I was seven that summer and rode the mail boat almost every day. I will never forget the day that Mother tried to straddle the boat and a dock as the boat drifted away. Almost in slow motion Mother fell in the water!

Trying to keep an older boat engine running during the war years was a difficult task for a teenage pilot. On one mail run, after making an ingenious repair in the middle of the lake, we returned by moonlight. There were times when the mail had to be delivered by car — two cars actually! Mother would take one side of the lake and Sonny the other with me in the rumble seat. This meant going up and down every steep driveway to each summer home. Mother said it was, “Two if by land, one if by sea.”

Sundays were special for my family. We would take the boat to a different place on beautiful Skaneateles Lake to swim and picnic.

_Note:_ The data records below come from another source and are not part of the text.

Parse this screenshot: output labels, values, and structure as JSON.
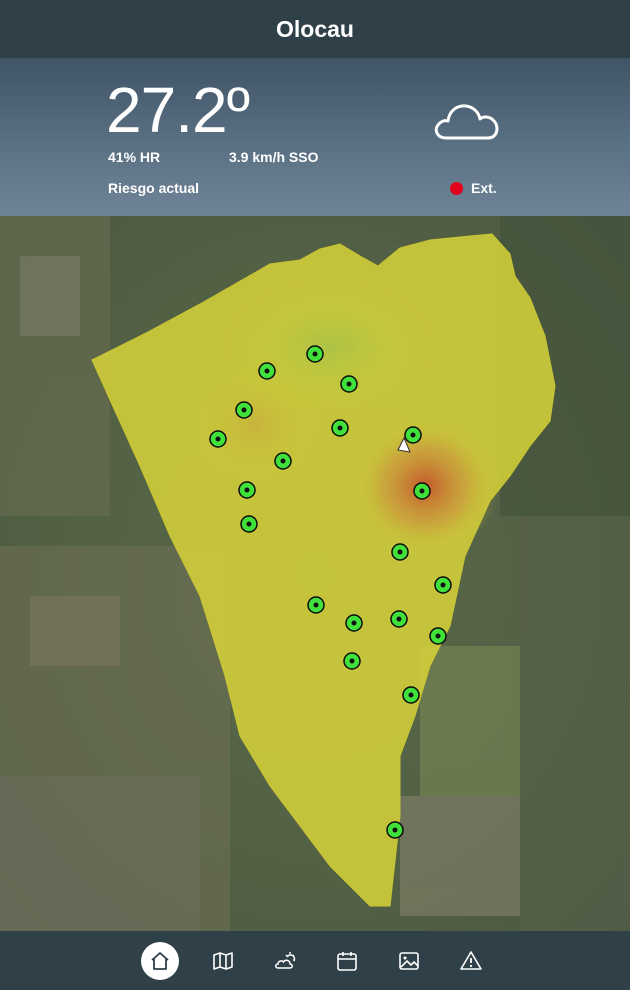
{
  "header": {
    "title": "Olocau"
  },
  "weather": {
    "temperature": "27.2º",
    "humidity": "41% HR",
    "wind": "3.9 km/h SSO",
    "risk_label": "Riesgo actual",
    "risk_value": "Ext.",
    "risk_color": "#e3001b",
    "condition_icon": "cloud-icon"
  },
  "map": {
    "risk_area_color": "#d7d43a",
    "hotspot_color": "#c2462a",
    "station_color": "#3fe13a",
    "station_count": 20,
    "location_marker": "triangle-marker"
  },
  "nav": {
    "items": [
      {
        "icon": "home-icon",
        "active": true
      },
      {
        "icon": "map-icon",
        "active": false
      },
      {
        "icon": "weather-icon",
        "active": false
      },
      {
        "icon": "calendar-icon",
        "active": false
      },
      {
        "icon": "gallery-icon",
        "active": false
      },
      {
        "icon": "alert-icon",
        "active": false
      }
    ]
  }
}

At the end of the summer of 1943 my brother joined the Navy and the boat was dry-docked for the duration at the end of the park next to the pier. The Chips was damaged and never ran again. Mailboats on the lake did not resume until after the war, but by then the Arthur family had moved to Washington state.

The Chips

Film was difficult to obtain during the war and the only surviving photograph of the boat is the one above that my brother carried in his wallet while he served in the Navy.

—  Nancy Arthur Hoskins 

A Mystery

Earlier this year, an antique dealer bought 200 real photo postcards at the estate sale of a postcard collector in Connecticut and began selling them on eBay. The photos were taken all across the U.S., as well as in Japan and Europe, probably by the same individual, between 1913 and 1928. Identifying notes were written on the borders of the postcards, and there was only one copy of each.

Several of the photos were taken during visits to Skaneateles, and it would appear that the photographer/visitor was a friend of Clarence Austin, who willed his farm to the Village for use as Austin Park. I would love to know more, but for now I have to be content with sharing photos that are one-of-a-kind images of Skaneateles.

10 Mile Point

EHA with Polly

Fire Engine

Village Inn

SCC Original

SCC 9th Green

Austin at SCC

SCC Porch View

Austin Tombstone

Creek Near Jordan

East Lake Road 2

Residence 1

Residence Beavers

Roosevelt Ink

Roseleigh 1

Roseleigh Grounds

Residence with Cow

The Clarence Mason Austin residence, and a cow, when it was located on the southwest corner of the Austin Farm, roughly the site of the old skating rink at Jordan and E. Austin. The house was moved to East Street in 1946.


Sophie in 1915, at the back door of the Clarence Austin house.

Ludington's Porch

Gen. Marshall Independence Ludington lived in this home between 1903 and 1919. It was formerly the home of William Marvin, Ludington’s father-in-law, and is today the Masonic Hall on Genesee Street.


Kyoto 1913

And perhaps the photographer himself, in Kyoto, Japan, in 1913.

A Welcome Awaits

Old Home Week 1

“My dear: So glad to have your dear letter this A.M. Shall write you soon. I’m so glad to make the extra tatting for you. Would not allow anyone else to do it for worlds. Shall begin on it very soon, gladly. Leave for a two days trip to Syracuse this P.M. Shall write you from there. Love, Ruby.”

— Postcard sent to Grace Brown Gladding of New Haven, Connecticut.